Typical practice for one-to-one private music lessons involve teachers opening up their homes and inviting their pupils inside for an hour. Lessons have been part of my weekly timetable for years. I’ve driven for hours to benefit from these educational experiences. They are personal and nurturing. Overnight, along with concert bookings for months ahead, COVID-19 made them an impossibility.
The new norm requires me to go nowhere and involves technology. With the wonder of video calling and the saviour that we all know as ZOOM, my teacher is transported into my lounge. She is still able to guide me effectively, play the piano for warm up exercises, listen to me perform and keep tabs on my technique. We are still able to laugh together and plan for the future, despite its uncertainty.
Not having a specific exam, concert or audition to work towards means that maintaining impetus and focus is a challenge. No knowing when live music will next take place and what platforms will weather the storm is worrying.
One of the most remarkable things to come out of this pandemic, however, is the power and importance of music and the arts to bring people together, raise spirits and entertain. They have a special and relevant purpose in this world, to take people’s minds off their own lives and societies problems. To improve well-being. To provide comfort.

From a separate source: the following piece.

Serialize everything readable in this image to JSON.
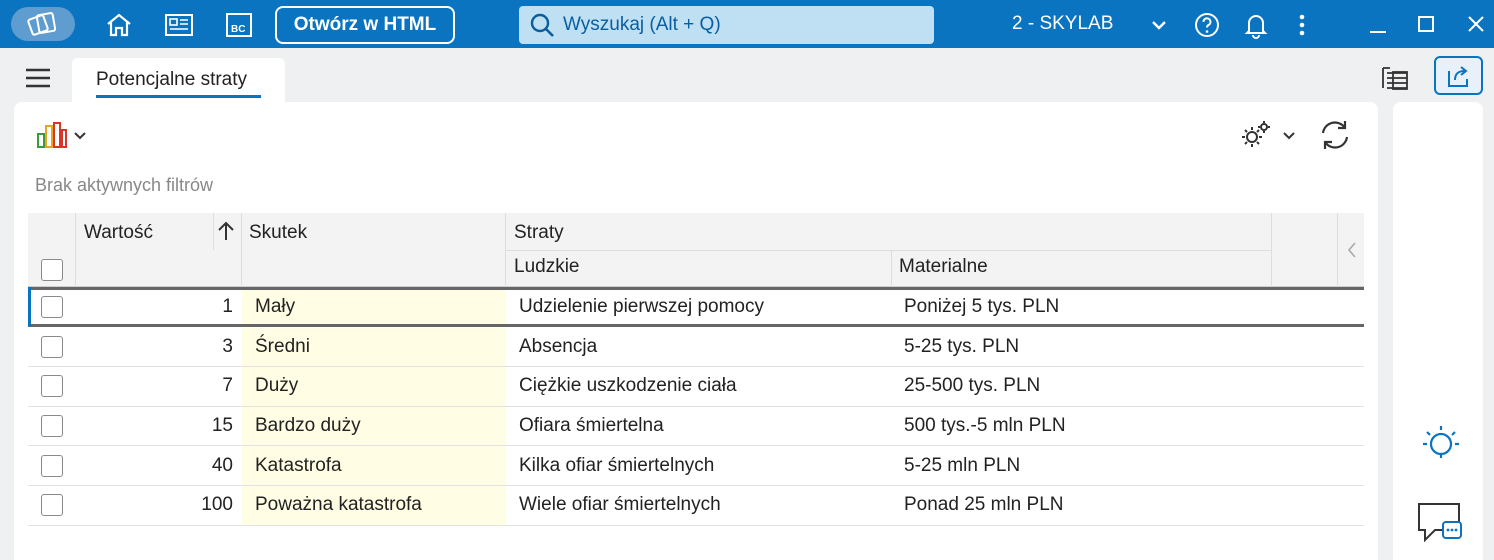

All artists know this. Musicians know this. That’s why they have lessons and practice endlessly, even now, with undetermined goals in sight. That’s why they share their talent freely and live humbly. I, for one, am thankful for the music.